[Task goal]: The answer must be the full data, restated word for word, with no pictures in it.

Collection entries
Start of Block

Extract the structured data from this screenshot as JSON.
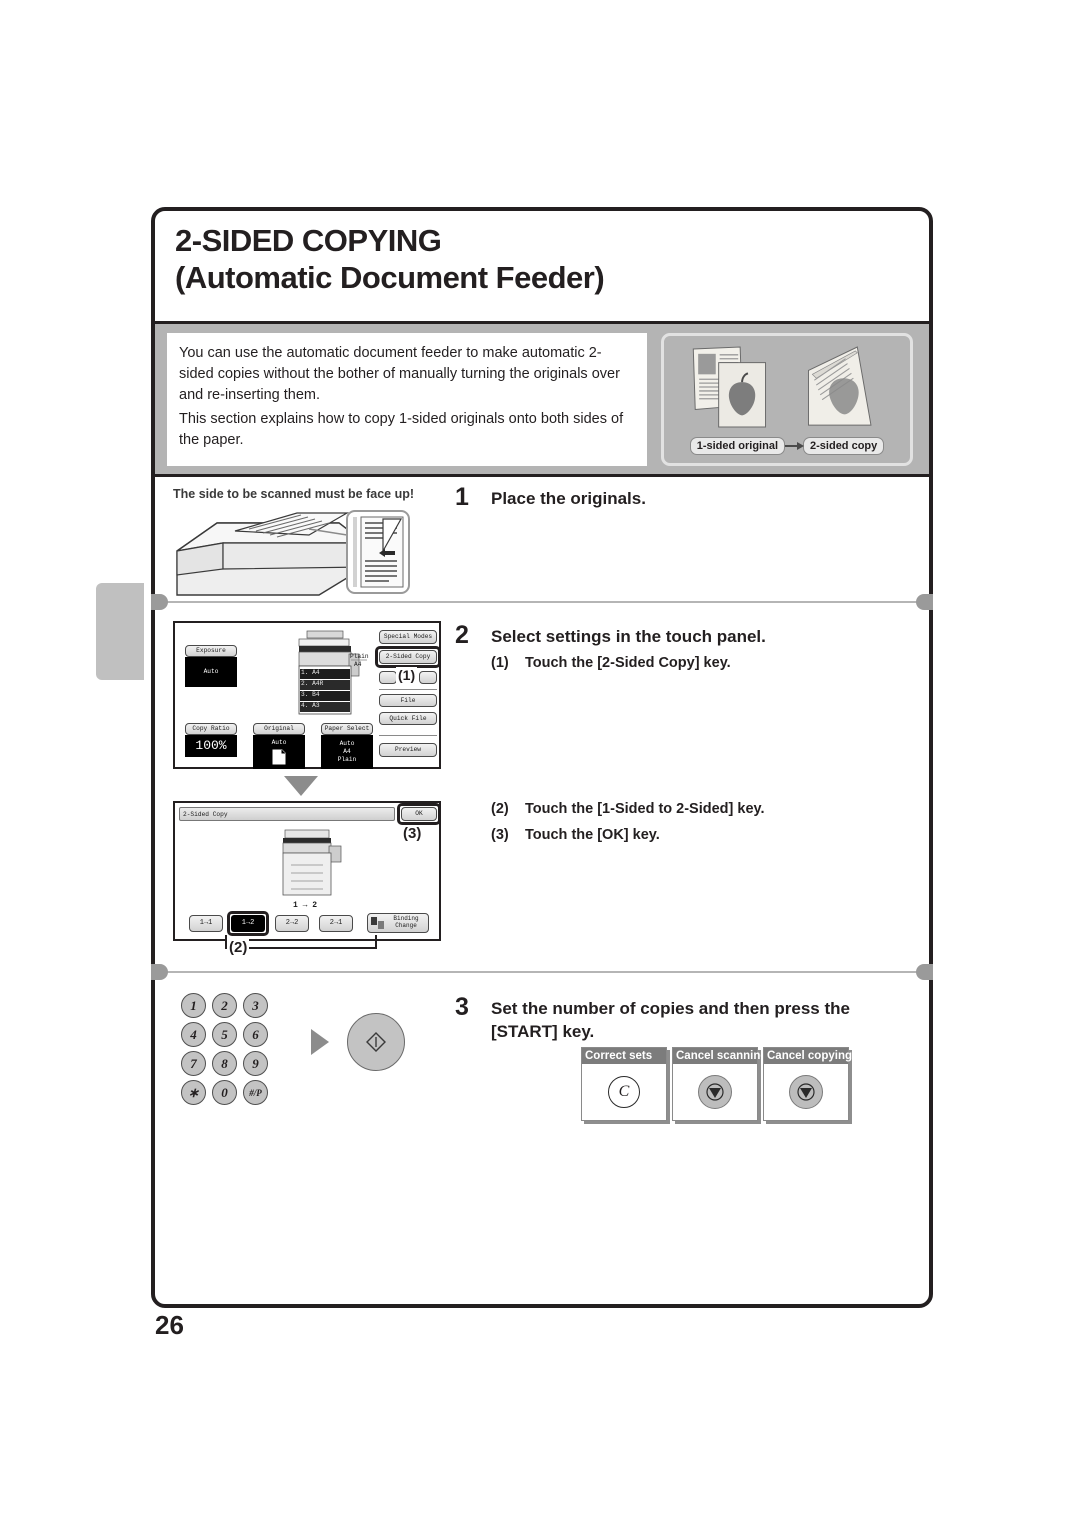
{
  "page": {
    "number": "26",
    "title_line1": "2-SIDED COPYING",
    "title_line2": "(Automatic Document Feeder)"
  },
  "intro": {
    "paragraph1": "You can use the automatic document feeder to make automatic 2-sided copies without the bother of manually turning the originals over and re-inserting them.",
    "paragraph2": "This section explains how to copy 1-sided originals onto both sides of the paper.",
    "figure": {
      "left_label": "1-sided original",
      "arrow_icon": "arrow-right-icon",
      "right_label": "2-sided copy"
    }
  },
  "steps": [
    {
      "number": "1",
      "heading": "Place the originals.",
      "illustration_caption": "The side to be scanned must be face up!"
    },
    {
      "number": "2",
      "heading": "Select settings in the touch panel.",
      "substeps": [
        {
          "marker": "(1)",
          "text": "Touch the [2-Sided Copy] key."
        },
        {
          "marker": "(2)",
          "text": "Touch the [1-Sided to 2-Sided] key."
        },
        {
          "marker": "(3)",
          "text": "Touch the [OK] key."
        }
      ]
    },
    {
      "number": "3",
      "heading": "Set the number of copies and then press the [START] key."
    }
  ],
  "panel_base": {
    "buttons_right": [
      "Special Modes",
      "2-Sided Copy",
      "File",
      "Quick File",
      "Preview"
    ],
    "exposure": {
      "label": "Exposure",
      "value": "Auto"
    },
    "copy_ratio": {
      "label": "Copy Ratio",
      "value": "100%"
    },
    "original": {
      "label": "Original",
      "value": "Auto",
      "size_icon_text": "A4"
    },
    "paper_select": {
      "label": "Paper Select",
      "lines": [
        "Auto",
        "A4",
        "Plain"
      ]
    },
    "tray_callout": [
      "Plain",
      "A4"
    ],
    "tray_list": [
      "1.  A4",
      "2.  A4R",
      "3.  B4",
      "4.  A3"
    ],
    "callout_1": "(1)"
  },
  "panel_dialog": {
    "title": "2-Sided Copy",
    "ok_label": "OK",
    "preview_caption": "1 → 2",
    "mode_buttons": [
      "1→1",
      "1→2",
      "2→2",
      "2→1"
    ],
    "binding_change_label": "Binding Change",
    "callout_2": "(2)",
    "callout_3": "(3)"
  },
  "keypad": {
    "keys": [
      "1",
      "2",
      "3",
      "4",
      "5",
      "6",
      "7",
      "8",
      "9",
      "∗",
      "0",
      "#/P"
    ],
    "arrow_icon": "play-triangle-icon",
    "start_icon": "start-diamond-icon"
  },
  "key_cards": [
    {
      "label": "Correct sets",
      "icon": "clear-c-icon",
      "glyph": "C"
    },
    {
      "label": "Cancel scanning",
      "icon": "stop-icon",
      "glyph": ""
    },
    {
      "label": "Cancel copying",
      "icon": "stop-icon",
      "glyph": ""
    }
  ],
  "colors": {
    "ink": "#231f20",
    "band": "#b4b4b4",
    "key_gray": "#c3c3c3",
    "card_header": "#7c7c7c"
  }
}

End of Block

[Result for this task]:
Extract the structured data from this screenshot as JSON.
{
  "page": {
    "number": "26",
    "title_line1": "2-SIDED COPYING",
    "title_line2": "(Automatic Document Feeder)"
  },
  "intro": {
    "paragraph1": "You can use the automatic document feeder to make automatic 2-sided copies without the bother of manually turning the originals over and re-inserting them.",
    "paragraph2": "This section explains how to copy 1-sided originals onto both sides of the paper.",
    "figure": {
      "left_label": "1-sided original",
      "arrow_icon": "arrow-right-icon",
      "right_label": "2-sided copy"
    }
  },
  "steps": [
    {
      "number": "1",
      "heading": "Place the originals.",
      "illustration_caption": "The side to be scanned must be face up!"
    },
    {
      "number": "2",
      "heading": "Select settings in the touch panel.",
      "substeps": [
        {
          "marker": "(1)",
          "text": "Touch the [2-Sided Copy] key."
        },
        {
          "marker": "(2)",
          "text": "Touch the [1-Sided to 2-Sided] key."
        },
        {
          "marker": "(3)",
          "text": "Touch the [OK] key."
        }
      ]
    },
    {
      "number": "3",
      "heading": "Set the number of copies and then press the [START] key."
    }
  ],
  "panel_base": {
    "buttons_right": [
      "Special Modes",
      "2-Sided Copy",
      "File",
      "Quick File",
      "Preview"
    ],
    "exposure": {
      "label": "Exposure",
      "value": "Auto"
    },
    "copy_ratio": {
      "label": "Copy Ratio",
      "value": "100%"
    },
    "original": {
      "label": "Original",
      "value": "Auto",
      "size_icon_text": "A4"
    },
    "paper_select": {
      "label": "Paper Select",
      "lines": [
        "Auto",
        "A4",
        "Plain"
      ]
    },
    "tray_callout": [
      "Plain",
      "A4"
    ],
    "tray_list": [
      "1.  A4",
      "2.  A4R",
      "3.  B4",
      "4.  A3"
    ],
    "callout_1": "(1)"
  },
  "panel_dialog": {
    "title": "2-Sided Copy",
    "ok_label": "OK",
    "preview_caption": "1 → 2",
    "mode_buttons": [
      "1→1",
      "1→2",
      "2→2",
      "2→1"
    ],
    "binding_change_label": "Binding Change",
    "callout_2": "(2)",
    "callout_3": "(3)"
  },
  "keypad": {
    "keys": [
      "1",
      "2",
      "3",
      "4",
      "5",
      "6",
      "7",
      "8",
      "9",
      "∗",
      "0",
      "#/P"
    ],
    "arrow_icon": "play-triangle-icon",
    "start_icon": "start-diamond-icon"
  },
  "key_cards": [
    {
      "label": "Correct sets",
      "icon": "clear-c-icon",
      "glyph": "C"
    },
    {
      "label": "Cancel scanning",
      "icon": "stop-icon",
      "glyph": ""
    },
    {
      "label": "Cancel copying",
      "icon": "stop-icon",
      "glyph": ""
    }
  ],
  "colors": {
    "ink": "#231f20",
    "band": "#b4b4b4",
    "key_gray": "#c3c3c3",
    "card_header": "#7c7c7c"
  }
}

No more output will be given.